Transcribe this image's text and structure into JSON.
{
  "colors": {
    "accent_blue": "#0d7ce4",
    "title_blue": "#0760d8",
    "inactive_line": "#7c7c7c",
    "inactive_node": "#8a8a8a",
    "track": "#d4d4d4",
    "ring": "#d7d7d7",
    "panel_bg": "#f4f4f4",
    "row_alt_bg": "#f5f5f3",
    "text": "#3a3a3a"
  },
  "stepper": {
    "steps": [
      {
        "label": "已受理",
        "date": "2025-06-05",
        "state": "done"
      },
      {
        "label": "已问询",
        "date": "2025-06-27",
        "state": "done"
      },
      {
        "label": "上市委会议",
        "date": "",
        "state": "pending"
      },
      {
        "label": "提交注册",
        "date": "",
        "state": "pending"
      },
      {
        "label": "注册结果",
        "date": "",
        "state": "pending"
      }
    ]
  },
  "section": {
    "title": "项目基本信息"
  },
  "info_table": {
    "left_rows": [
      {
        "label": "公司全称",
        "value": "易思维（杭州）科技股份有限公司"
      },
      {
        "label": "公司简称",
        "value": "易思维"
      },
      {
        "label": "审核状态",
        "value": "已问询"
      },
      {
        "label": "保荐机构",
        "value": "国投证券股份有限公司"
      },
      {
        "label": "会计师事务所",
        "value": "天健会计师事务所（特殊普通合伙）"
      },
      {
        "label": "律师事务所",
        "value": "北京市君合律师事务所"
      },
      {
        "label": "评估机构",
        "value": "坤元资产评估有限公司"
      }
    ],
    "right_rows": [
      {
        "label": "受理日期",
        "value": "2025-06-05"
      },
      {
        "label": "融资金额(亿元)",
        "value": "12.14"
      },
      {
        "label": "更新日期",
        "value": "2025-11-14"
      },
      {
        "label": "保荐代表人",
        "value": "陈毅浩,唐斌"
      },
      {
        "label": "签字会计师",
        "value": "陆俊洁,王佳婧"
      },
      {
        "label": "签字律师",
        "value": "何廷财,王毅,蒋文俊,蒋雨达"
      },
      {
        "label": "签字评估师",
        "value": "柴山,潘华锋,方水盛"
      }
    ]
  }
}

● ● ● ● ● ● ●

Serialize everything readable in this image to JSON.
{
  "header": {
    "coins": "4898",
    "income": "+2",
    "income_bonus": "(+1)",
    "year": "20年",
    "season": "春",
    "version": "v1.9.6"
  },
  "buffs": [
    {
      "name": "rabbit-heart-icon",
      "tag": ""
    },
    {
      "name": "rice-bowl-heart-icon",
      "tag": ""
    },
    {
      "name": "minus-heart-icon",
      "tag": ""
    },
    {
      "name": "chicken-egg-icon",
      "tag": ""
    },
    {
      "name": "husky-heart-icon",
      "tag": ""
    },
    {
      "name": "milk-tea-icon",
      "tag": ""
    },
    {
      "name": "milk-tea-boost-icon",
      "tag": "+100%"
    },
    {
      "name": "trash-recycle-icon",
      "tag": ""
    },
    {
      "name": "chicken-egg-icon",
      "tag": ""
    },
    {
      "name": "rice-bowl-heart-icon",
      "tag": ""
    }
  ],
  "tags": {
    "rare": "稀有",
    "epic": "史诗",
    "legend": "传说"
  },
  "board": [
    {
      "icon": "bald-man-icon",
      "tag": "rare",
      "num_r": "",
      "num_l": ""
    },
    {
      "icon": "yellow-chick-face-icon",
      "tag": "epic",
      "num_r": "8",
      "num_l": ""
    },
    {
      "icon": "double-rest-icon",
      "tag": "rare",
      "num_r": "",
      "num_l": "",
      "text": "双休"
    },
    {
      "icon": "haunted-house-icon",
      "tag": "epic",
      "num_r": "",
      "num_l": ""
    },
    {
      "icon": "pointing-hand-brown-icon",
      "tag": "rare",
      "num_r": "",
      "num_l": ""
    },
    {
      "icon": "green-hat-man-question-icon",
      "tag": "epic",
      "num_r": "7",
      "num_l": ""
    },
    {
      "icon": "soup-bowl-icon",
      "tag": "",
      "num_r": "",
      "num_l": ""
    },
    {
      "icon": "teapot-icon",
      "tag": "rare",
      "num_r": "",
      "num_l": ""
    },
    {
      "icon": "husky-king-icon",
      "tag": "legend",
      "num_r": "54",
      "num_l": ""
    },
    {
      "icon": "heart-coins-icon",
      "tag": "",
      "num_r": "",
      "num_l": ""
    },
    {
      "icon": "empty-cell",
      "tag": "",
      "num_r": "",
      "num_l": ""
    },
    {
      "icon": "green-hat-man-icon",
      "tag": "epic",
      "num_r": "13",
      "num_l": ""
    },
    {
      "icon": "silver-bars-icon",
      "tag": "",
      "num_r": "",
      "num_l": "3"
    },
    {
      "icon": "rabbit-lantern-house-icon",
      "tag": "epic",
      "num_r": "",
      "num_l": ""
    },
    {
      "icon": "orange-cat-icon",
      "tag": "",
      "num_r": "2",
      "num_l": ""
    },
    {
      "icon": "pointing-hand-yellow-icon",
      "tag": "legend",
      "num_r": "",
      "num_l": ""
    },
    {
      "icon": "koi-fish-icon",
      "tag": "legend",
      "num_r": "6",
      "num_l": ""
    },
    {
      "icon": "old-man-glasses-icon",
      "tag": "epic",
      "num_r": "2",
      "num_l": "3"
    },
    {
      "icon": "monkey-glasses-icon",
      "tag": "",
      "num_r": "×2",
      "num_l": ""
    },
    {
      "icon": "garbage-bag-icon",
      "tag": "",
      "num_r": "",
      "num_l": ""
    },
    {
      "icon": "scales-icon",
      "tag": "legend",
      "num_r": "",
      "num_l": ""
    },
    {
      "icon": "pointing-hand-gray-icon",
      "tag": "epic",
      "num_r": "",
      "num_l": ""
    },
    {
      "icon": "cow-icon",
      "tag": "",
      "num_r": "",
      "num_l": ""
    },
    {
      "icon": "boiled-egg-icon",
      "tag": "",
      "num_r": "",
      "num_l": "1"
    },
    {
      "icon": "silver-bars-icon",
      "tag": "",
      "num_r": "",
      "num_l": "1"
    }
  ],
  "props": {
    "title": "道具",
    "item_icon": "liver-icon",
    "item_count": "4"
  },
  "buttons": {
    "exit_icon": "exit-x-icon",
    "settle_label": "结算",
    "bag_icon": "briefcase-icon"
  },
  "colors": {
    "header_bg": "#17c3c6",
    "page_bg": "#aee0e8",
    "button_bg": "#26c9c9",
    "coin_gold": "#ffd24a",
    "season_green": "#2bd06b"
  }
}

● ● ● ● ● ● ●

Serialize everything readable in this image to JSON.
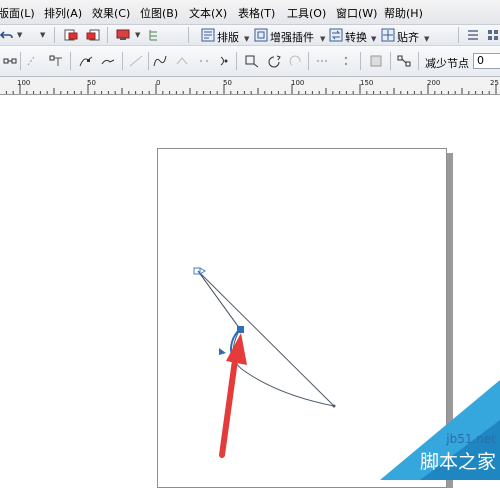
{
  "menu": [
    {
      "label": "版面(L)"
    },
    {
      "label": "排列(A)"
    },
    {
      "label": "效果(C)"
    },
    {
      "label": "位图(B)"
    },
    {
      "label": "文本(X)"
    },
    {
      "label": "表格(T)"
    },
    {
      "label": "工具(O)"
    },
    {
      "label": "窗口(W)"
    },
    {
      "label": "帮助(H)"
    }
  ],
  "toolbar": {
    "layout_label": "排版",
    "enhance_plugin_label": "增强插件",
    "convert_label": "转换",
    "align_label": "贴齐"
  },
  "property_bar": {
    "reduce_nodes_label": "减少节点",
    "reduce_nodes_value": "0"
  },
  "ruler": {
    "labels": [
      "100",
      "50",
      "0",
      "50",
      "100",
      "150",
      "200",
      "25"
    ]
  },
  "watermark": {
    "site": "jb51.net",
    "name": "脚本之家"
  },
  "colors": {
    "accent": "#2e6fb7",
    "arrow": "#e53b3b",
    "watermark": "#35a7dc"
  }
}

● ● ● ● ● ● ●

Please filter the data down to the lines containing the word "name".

ANSWER AREA –
      "name": "rabbit-heart-icon",
      "name": "rice-bowl-heart-icon",
      "name": "minus-heart-icon",
      "name": "chicken-egg-icon",
      "name": "husky-heart-icon",
      "name": "milk-tea-icon",
      "name": "milk-tea-boost-icon",
      "name": "trash-recycle-icon",
      "name": "chicken-egg-icon",
      "name": "rice-bowl-heart-icon",
    "name": "脚本之家"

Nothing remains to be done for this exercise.